As the rental market in New Zealand grows, Prime Minister Jacinda Ardern said laws haven’t kept up with the likes of Europe, where some people rent their entire lives.
The Privacy Commissioner has felt it necessary to remind landlords about what information they can and can't demand for tenants, suggesting that the relationship between landlords and tenants isn't quite as equal as some might think.
But Ms Ardern admitted she doesn't think the power balance is quite right.
She told TVNZ1's Breakfast this morning that's why the Government had made changes on issues like insulation - to "lift the standard".
"We shouldn't place all landlords in same category because there are of course those landlords who are seeking to create an environment that's really livable and then there are some who just aren't," she said.
"So putting in place those Healthy Home standards was really important but we are doing more than that as well."
Ms Ardern said the Government had put out a document seeking opinions from the public on tenancy laws, including issues like rent rises, notice periods and mutual agreements on things like having pets.
"For landlords, they'll take a particular perspective, and tenants another," she said. "However, I think there is some common ground - landlords want good tenants and they want some certainty around good tenants staying; tenants want to be able to know that if they are going to stay for a long time what kind of experience they'll have."

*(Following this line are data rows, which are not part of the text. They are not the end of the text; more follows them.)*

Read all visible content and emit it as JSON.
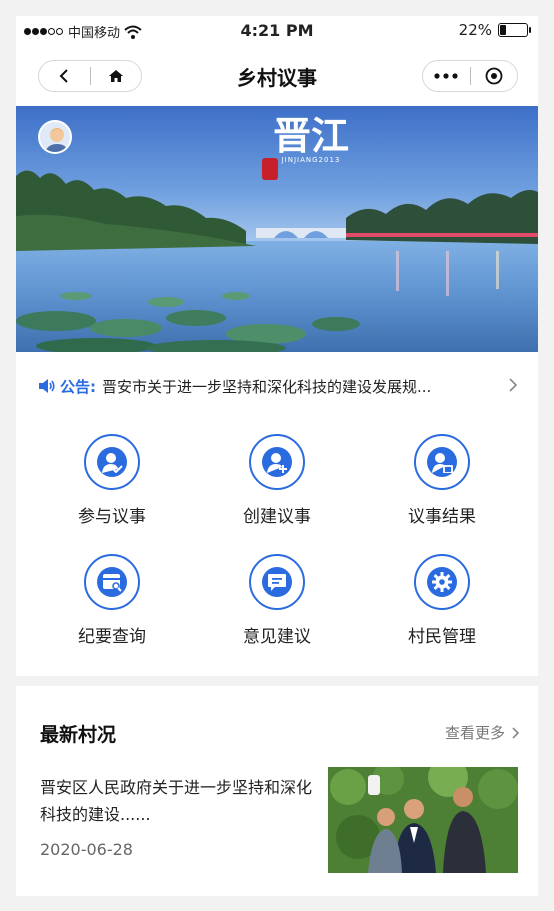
{
  "status_bar": {
    "carrier": "中国移动",
    "time": "4:21 PM",
    "battery": "22%",
    "battery_level": 0.22
  },
  "nav": {
    "title": "乡村议事"
  },
  "banner": {
    "calligraphy": "晋江",
    "caption": "JINJIANG2013"
  },
  "notice": {
    "label": "公告:",
    "text": "晋安市关于进一步坚持和深化科技的建设发展规..."
  },
  "menu": [
    {
      "label": "参与议事",
      "icon": "user-check-icon"
    },
    {
      "label": "创建议事",
      "icon": "user-add-icon"
    },
    {
      "label": "议事结果",
      "icon": "user-result-icon"
    },
    {
      "label": "纪要查询",
      "icon": "archive-search-icon"
    },
    {
      "label": "意见建议",
      "icon": "comment-icon"
    },
    {
      "label": "村民管理",
      "icon": "gear-icon"
    }
  ],
  "news": {
    "heading": "最新村况",
    "more": "查看更多",
    "title": "晋安区人民政府关于进一步坚持和深化科技的建设......",
    "date": "2020-06-28"
  },
  "colors": {
    "accent": "#2a6be0",
    "background": "#f2f2f2"
  }
}
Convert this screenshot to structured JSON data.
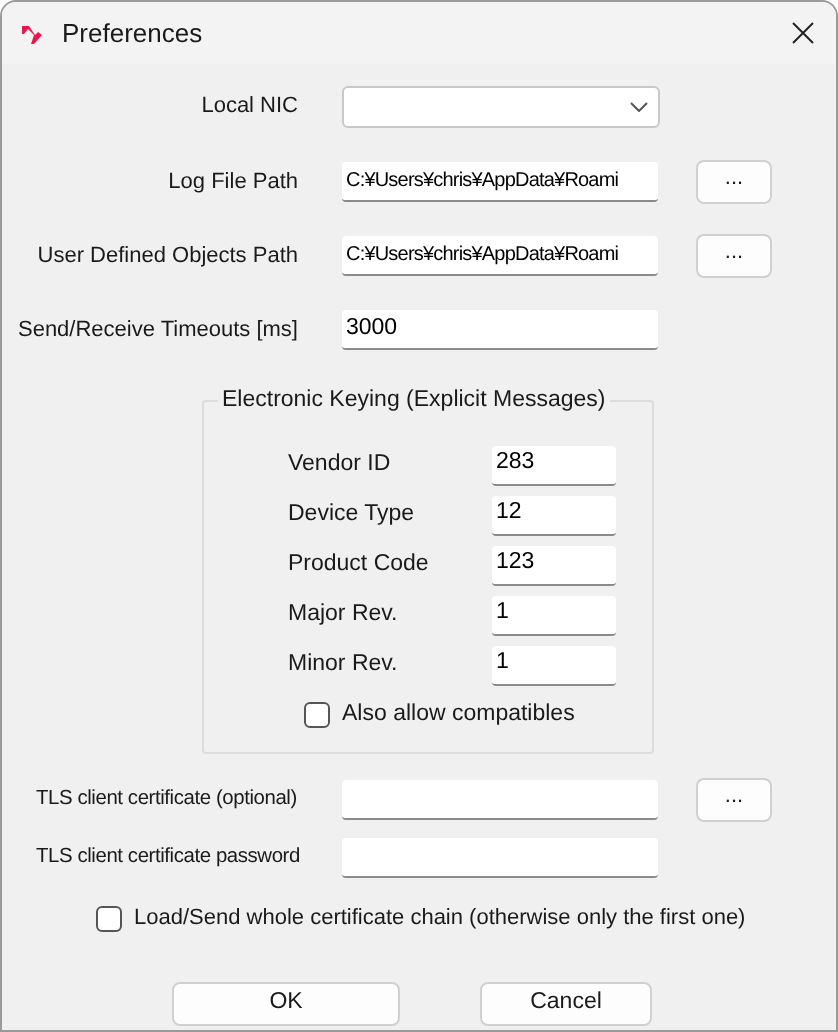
{
  "window": {
    "title": "Preferences"
  },
  "fields": [
    {
      "kind": "dropdown",
      "label": "Local NIC"
    },
    {
      "kind": "path",
      "label": "Log File Path",
      "value": "C:¥Users¥chris¥AppData¥Roami",
      "browse": "..."
    },
    {
      "kind": "path",
      "label": "User Defined Objects Path",
      "value": "C:¥Users¥chris¥AppData¥Roami",
      "browse": "..."
    },
    {
      "kind": "text",
      "label": "Send/Receive Timeouts [ms]",
      "value": "3000"
    }
  ],
  "keying": {
    "title": "Electronic Keying (Explicit Messages)",
    "fields": [
      {
        "label": "Vendor ID",
        "value": "283"
      },
      {
        "label": "Device Type",
        "value": "12"
      },
      {
        "label": "Product Code",
        "value": "123"
      },
      {
        "label": "Major Rev.",
        "value": "1"
      },
      {
        "label": "Minor Rev.",
        "value": "1"
      }
    ],
    "checkbox": {
      "label": "Also allow compatibles",
      "checked": false
    }
  },
  "tls": [
    {
      "label": "TLS client certificate (optional)",
      "browse": "..."
    },
    {
      "label": "TLS client certificate password"
    }
  ],
  "chain": {
    "label": "Load/Send whole certificate chain (otherwise only the first one)",
    "checked": false
  },
  "buttons": [
    "OK",
    "Cancel"
  ]
}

Ms Ardern said it was "a real balancing act" between accommodating those who choose to rent, while acknowledging that some people don't want to rent long term and will want to own at some point.
But as renting becomes more common, there is work to be done, Ms Ardern said.
"We've grown a rental market in New Zealand and it's become increasingly used by people, particularly as we've had the housing crisis, but our laws aren't based on what you see overseas - in Europe in particular - where people will sometimes rent their entire lives.
"We just haven't built our tenancy laws around that kind of occupation."